If there was ever a time to reapply ourselves to the work of combatting the ideologies of death that affect Latinx, queer, and Muslim communities, it is now. Just as every myth and measured lie about black sloth and sexual predation fed into Dylan Roof’s racial terror in Charleston last summer, so too did every pulpit proclamation against the “abomination” of homosexuality and the threat of queer families help fuel the Pulse nightclub attack. While many “traditionalist” evangelicals have been quick to voice their sympathy for the slaughter’s victims, less acknowledged is that what the Orlando shooter did exceptionally well on Sunday was bring the doctrine of “hate the sin” to its ultimate, horrifying conclusion.
On the morning of the Pulse attack, I woke up in a Los Angeles hotel on the same street where our families had to line up with what little belongings they could carry, to be searched and trucked off to camp. Before America’s more than fifty Little Tokyos were forced into historic memory, they stood as vibrant communities of diasporic Nikkei identity, testaments to our migrant pride. Today, only three Japantowns exist. Only three scattered patches of streets, reduced from former glories, have managed to repel the near-constant incursions by outside business and political interests who dream of raising up more parking lots, high-rent housing, and yuppie kitsch in their place.

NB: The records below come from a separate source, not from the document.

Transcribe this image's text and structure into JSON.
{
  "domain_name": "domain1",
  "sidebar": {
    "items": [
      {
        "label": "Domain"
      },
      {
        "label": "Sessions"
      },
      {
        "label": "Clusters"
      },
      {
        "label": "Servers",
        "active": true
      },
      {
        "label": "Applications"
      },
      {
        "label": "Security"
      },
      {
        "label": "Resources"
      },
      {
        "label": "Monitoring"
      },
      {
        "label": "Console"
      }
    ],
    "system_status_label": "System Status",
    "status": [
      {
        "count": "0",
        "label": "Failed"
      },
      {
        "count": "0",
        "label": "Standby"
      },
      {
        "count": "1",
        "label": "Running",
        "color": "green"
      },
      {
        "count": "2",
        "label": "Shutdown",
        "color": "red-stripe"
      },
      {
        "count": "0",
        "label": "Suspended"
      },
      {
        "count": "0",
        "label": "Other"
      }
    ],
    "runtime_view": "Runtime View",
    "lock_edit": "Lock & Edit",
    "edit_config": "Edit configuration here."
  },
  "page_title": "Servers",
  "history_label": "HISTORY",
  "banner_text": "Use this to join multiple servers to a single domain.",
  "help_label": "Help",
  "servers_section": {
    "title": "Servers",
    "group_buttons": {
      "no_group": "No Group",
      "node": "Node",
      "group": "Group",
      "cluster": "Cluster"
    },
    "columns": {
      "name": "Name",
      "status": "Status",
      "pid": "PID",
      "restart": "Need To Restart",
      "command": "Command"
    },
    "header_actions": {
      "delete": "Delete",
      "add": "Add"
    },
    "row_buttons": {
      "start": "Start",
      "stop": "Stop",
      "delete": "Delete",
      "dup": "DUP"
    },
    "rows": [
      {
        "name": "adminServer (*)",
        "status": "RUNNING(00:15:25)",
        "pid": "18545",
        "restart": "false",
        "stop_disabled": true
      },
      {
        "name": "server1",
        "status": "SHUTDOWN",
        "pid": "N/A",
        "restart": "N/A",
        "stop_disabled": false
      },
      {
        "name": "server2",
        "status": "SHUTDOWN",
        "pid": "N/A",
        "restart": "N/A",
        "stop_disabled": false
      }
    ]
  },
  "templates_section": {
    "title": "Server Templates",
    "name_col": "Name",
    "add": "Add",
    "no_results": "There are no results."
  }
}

I am remembering more than anything this week that there are vast powers arrayed against each of us, forces trying to encroach upon the integrity of our whole selves. We are, each of us, a Little Tokyo. The world will try to pick and parcel us apart, claiming that we cannot possibly hold all parts of ourselves together – you cannot be both queer and a Muslim; a person of color and a Christian; attracted to both women, men, and people of other genders.
We are a people whose mere existence frightens the state’s enforcers of the status quo, those frustrated men who see in our multitudes miscegenation, violation to be extinguished. Their vicious acts of hatred continue to wound deeply, and there are not words to address them. But we will continue to share our hope and our lives, speaking out against single stories and silence. If we do not tell these stories, no one else will.